Blinken blames Americans stranded in Afghanistan for not leaving earlier in Senate hearing

Blinken AGAIN blames Americans stranded in Afghanistan for not leaving earlier as the top diplomat attends Senate Afghanistan hearing in person after being criticized for appearing via video during House hearing

  • The secretary of state faces a grilling from the Democrat-led Senate Foreign Relations Committee on Tuesday after appearing before the House
  • One GOP lawmaker called Blinken out for appearing via video on Monday
  • At Tuesday’s hearing committee chair Sen. Bob Menendez expressed disappointment that Pentagon chief Lloyd Austin did not appear with Blinken
  • Menendez threatened to subpoena Austin ‘and others’ if he didn’t come in 

Secretary of State Antony Blinken appeared in person before the Senate Foreign Relations Committee on Tuesday to answer for President Joe Biden’s chaotic Afghanistan withdrawal.  

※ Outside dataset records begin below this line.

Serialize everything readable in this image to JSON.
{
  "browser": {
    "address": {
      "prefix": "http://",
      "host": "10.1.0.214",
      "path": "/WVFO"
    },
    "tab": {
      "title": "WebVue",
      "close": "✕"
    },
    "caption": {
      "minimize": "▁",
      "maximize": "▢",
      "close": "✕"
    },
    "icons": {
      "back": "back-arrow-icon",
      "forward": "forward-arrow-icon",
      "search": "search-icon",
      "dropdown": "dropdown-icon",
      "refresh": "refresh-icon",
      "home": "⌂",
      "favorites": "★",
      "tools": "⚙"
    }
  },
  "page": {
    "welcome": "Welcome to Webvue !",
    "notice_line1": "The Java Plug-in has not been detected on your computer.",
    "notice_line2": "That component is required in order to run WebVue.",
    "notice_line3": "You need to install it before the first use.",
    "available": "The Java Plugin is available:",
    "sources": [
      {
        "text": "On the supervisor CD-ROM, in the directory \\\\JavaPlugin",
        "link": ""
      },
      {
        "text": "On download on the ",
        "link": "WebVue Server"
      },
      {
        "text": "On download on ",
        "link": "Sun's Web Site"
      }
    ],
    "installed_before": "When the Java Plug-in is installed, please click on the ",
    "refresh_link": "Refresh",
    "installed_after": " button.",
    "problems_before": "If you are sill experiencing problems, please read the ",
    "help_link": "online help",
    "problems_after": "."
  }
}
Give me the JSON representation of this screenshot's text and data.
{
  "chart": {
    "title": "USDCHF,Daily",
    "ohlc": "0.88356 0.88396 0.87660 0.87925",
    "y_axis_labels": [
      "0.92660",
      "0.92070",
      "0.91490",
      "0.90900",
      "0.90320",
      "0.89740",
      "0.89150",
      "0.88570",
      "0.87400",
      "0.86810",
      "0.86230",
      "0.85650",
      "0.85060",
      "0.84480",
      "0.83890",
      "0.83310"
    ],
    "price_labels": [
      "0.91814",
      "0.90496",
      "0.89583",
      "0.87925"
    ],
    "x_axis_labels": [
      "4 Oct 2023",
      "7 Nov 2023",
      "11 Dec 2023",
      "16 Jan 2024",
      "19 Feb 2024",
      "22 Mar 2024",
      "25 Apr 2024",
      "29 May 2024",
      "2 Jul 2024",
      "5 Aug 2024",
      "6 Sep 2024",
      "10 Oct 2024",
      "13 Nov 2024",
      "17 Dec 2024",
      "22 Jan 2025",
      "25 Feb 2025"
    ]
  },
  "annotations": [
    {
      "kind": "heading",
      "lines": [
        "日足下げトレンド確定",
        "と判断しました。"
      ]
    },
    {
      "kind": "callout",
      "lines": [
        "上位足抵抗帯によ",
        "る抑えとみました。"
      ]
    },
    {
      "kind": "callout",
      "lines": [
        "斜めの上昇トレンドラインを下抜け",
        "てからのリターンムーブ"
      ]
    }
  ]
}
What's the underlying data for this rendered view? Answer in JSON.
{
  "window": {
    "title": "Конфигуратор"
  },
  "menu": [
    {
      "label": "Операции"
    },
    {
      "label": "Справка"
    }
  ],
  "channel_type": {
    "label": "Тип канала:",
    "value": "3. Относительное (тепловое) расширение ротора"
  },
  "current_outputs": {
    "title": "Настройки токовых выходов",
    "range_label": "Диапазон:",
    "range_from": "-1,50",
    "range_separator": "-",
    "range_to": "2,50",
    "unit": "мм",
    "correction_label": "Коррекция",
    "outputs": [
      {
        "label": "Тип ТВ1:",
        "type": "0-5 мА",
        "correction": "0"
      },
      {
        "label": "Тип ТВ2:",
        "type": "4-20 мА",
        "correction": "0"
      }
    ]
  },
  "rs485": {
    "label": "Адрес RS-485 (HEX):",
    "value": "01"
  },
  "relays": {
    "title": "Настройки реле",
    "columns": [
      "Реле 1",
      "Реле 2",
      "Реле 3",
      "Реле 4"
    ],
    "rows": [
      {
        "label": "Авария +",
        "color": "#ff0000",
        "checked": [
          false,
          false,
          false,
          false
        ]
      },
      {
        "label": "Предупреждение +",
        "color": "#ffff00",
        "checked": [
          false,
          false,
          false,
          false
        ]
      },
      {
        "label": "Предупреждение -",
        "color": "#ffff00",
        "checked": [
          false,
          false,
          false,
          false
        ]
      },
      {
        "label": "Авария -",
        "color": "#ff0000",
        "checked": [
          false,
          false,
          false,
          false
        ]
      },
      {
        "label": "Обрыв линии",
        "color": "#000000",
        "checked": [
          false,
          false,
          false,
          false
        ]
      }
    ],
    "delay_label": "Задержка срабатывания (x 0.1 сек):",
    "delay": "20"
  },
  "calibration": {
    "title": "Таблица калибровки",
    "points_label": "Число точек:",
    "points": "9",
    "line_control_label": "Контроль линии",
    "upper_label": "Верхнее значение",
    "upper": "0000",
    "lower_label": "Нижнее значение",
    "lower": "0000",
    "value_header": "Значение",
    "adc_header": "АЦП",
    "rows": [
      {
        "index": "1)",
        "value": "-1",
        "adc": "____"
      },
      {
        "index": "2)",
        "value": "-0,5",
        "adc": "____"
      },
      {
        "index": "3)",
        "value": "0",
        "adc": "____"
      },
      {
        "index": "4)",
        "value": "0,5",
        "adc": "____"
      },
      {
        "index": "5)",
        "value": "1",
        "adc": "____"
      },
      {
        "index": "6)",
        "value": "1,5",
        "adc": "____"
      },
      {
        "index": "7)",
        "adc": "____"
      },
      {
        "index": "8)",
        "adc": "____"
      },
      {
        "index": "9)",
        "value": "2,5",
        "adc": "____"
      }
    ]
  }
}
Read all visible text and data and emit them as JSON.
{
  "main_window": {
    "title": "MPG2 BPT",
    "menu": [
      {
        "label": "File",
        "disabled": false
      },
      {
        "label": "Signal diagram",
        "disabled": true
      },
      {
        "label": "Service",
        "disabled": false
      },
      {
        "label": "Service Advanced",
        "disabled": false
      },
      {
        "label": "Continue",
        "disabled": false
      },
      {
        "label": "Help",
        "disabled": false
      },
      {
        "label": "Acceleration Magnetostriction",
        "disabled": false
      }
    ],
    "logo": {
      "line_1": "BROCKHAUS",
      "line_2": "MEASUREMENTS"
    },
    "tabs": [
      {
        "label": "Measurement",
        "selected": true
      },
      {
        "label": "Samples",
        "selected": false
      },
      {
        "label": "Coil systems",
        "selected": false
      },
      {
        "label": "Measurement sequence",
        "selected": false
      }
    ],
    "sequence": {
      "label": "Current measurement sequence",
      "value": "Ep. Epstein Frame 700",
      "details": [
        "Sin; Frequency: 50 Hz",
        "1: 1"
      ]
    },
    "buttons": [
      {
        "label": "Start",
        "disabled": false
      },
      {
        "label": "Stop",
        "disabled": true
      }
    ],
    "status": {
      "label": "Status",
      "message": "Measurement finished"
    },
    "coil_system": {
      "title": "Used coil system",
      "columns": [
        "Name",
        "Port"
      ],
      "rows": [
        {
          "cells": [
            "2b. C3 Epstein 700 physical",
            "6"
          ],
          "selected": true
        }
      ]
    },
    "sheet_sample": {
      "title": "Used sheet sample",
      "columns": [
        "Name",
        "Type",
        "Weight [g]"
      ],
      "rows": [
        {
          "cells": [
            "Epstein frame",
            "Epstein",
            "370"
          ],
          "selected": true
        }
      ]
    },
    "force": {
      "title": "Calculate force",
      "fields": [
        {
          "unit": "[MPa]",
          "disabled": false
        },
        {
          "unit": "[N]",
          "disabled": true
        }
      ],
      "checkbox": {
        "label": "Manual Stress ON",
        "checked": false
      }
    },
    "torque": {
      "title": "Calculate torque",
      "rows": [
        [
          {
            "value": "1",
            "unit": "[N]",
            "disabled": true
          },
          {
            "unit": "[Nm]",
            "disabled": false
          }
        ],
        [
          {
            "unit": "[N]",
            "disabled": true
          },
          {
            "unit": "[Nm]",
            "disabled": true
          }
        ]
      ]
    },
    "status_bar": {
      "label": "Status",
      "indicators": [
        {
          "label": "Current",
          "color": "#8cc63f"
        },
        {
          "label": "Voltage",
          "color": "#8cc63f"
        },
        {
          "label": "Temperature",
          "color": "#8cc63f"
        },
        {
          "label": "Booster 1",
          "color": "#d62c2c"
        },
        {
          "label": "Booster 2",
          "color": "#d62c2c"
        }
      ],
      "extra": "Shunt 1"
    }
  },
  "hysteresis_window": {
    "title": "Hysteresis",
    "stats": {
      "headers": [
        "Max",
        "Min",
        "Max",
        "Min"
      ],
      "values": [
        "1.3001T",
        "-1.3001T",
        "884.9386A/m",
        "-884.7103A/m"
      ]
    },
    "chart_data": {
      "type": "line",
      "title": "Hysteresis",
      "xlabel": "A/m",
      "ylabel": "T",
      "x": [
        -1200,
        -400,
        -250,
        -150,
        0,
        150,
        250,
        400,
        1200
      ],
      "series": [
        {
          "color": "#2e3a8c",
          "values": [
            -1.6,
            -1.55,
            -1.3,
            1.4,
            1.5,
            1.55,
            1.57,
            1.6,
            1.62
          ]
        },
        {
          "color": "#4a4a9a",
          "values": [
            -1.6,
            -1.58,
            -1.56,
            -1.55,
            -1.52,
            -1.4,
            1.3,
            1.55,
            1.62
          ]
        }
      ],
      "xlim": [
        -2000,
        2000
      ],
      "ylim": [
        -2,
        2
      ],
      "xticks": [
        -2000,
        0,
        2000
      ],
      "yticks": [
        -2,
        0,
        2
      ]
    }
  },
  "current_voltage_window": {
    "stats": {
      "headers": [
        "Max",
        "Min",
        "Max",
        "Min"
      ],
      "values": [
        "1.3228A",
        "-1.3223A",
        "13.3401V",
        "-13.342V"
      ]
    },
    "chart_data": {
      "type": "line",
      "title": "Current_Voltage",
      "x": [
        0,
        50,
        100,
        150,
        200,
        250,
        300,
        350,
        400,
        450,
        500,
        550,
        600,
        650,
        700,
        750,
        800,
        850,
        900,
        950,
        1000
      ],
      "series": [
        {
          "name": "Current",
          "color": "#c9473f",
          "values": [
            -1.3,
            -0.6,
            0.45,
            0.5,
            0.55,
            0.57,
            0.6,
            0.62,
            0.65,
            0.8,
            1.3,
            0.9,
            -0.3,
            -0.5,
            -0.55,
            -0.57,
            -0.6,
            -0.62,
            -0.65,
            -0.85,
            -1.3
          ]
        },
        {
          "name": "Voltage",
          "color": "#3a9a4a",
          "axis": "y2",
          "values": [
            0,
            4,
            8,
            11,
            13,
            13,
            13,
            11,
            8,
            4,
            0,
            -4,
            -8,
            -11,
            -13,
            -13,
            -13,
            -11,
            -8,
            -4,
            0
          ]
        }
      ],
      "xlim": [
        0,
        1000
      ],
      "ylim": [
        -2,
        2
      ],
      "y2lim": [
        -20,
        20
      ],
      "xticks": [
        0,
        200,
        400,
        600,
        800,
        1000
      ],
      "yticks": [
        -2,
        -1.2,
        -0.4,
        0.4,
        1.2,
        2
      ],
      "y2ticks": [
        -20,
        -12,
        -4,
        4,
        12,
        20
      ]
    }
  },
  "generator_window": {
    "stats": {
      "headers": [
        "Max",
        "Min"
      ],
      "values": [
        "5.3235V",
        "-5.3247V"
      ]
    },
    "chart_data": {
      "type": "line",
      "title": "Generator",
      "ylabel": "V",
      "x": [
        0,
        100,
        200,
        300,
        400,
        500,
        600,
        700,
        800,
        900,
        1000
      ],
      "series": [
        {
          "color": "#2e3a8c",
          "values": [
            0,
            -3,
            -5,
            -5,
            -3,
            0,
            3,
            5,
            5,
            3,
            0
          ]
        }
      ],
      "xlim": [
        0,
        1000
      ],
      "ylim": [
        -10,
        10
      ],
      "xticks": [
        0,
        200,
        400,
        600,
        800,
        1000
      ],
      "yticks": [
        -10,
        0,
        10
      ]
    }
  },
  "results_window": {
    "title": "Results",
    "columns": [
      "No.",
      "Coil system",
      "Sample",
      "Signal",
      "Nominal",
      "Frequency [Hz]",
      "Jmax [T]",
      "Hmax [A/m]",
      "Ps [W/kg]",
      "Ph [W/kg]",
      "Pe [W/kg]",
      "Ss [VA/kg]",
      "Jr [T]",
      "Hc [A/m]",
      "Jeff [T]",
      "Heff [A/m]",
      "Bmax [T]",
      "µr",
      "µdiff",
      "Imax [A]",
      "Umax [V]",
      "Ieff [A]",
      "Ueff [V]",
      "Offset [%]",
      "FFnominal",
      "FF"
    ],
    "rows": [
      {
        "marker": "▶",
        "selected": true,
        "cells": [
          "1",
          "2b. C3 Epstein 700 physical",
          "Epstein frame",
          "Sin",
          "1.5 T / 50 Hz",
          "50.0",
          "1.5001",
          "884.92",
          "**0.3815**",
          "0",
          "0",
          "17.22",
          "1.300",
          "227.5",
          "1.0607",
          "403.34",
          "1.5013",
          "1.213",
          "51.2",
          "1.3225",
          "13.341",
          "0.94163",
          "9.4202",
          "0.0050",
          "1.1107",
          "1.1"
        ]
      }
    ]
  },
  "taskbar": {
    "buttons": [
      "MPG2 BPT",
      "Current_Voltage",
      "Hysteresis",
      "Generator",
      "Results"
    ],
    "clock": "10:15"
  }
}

In his opening statement Blinken again blamed US citizens for getting stranded in Afghanistan, repeating that the State Department sent ’19 specific messages’ to Americans there, urging them to leave.

He added the department offered ‘financial assistance to pay for plane tickets.’ 

‘Despite this efforts, at the time of the evacuation began, there were still thousands of Americans in Afghanistan – almost all of whom were evacuated by August 31,’ the Biden official said. 

But after the US wrapped its military withdrawal at the end of August, Blinken revealed that at least 100 Americans had been left behind.

On Tuesday Blinken said a ‘diplomatic mission’ was still in place working to get those people out.

He made similar comments earlier in September during a press briefing on that same ‘diplomatic mission.’

US Secretary of State Antony Blinken attends a Senate Foreign Relations Committee hearing on Capitol Hill on September 14

‘For many months, going back to March, we issued 19 different notices to those registered with he embassy, as I said encouraging them and then urging them to leave Afghanistan,’ he said on September 3. 

On Tuesday he also urged the Senate to quickly confirm President Biden’s State Department nominees involved in national security, citing the ever-present risk of attacks.

‘It is essential that we accelerate the process for national security appointments since a catastrophic attack could occur with little or no notice,’ Blinken told the committee.

Senator Bob Menendez, the committee’s Democratic chairman, asked the Senate on Monday to confirm four of some 80 State Department nominees now pending before the Senate, many of them being blocked by Republican Senator Ted Cruz.

In his opening remarks on Monday, Menendez said he was ‘very disappointed’ Secretary of Defense Lloyd Austin declined to testify Tuesday.

‘A full accounting of the US response to this crisis is not complete without the Pentagon. Especially when it comes to understanding the complete collapse of the U.S. Trained and funded Afghan military,’ Menendez said.

He warned Austin’s decision would affect his ‘personal judgement’ on nominees to other Pentagon positions. 

The New Jersey senator threatened to subpoena the Defense chief if he didn’t testify willingly.

‘I expect the secretary will avail himself to the committee in the near future and if he does not, I may consider use of committee subpoena power to compel him and others over the course of the last 20 years to testify,’ he said. 

Ranking member Sen. Jim Risch shared Menendez’s sentiment, calling Austin’s refusal ‘disheartening.’ 

‘The debacle in Afghanistan is an interagency failure and the fact that you’re the only one stepping up is disheartening,’ Risch told Blinken.  

Blinken sat before lawmakers after he was criticized by one Republican representative on Monday for testifying via video during his hearing before the House.  

Rep. Scott Perry of Pennsylvania asked Blinken if he ‘couldn’t be bothered to come down here and see Congress?’ on Monday.

‘All right, that’s great,’ he added.

Blinken replied that his understanding was the House was not in session.

‘I’m right here, Mr. Secretary, so is the chairman and ranking member,’ Perry interrupted. ‘We’re here!’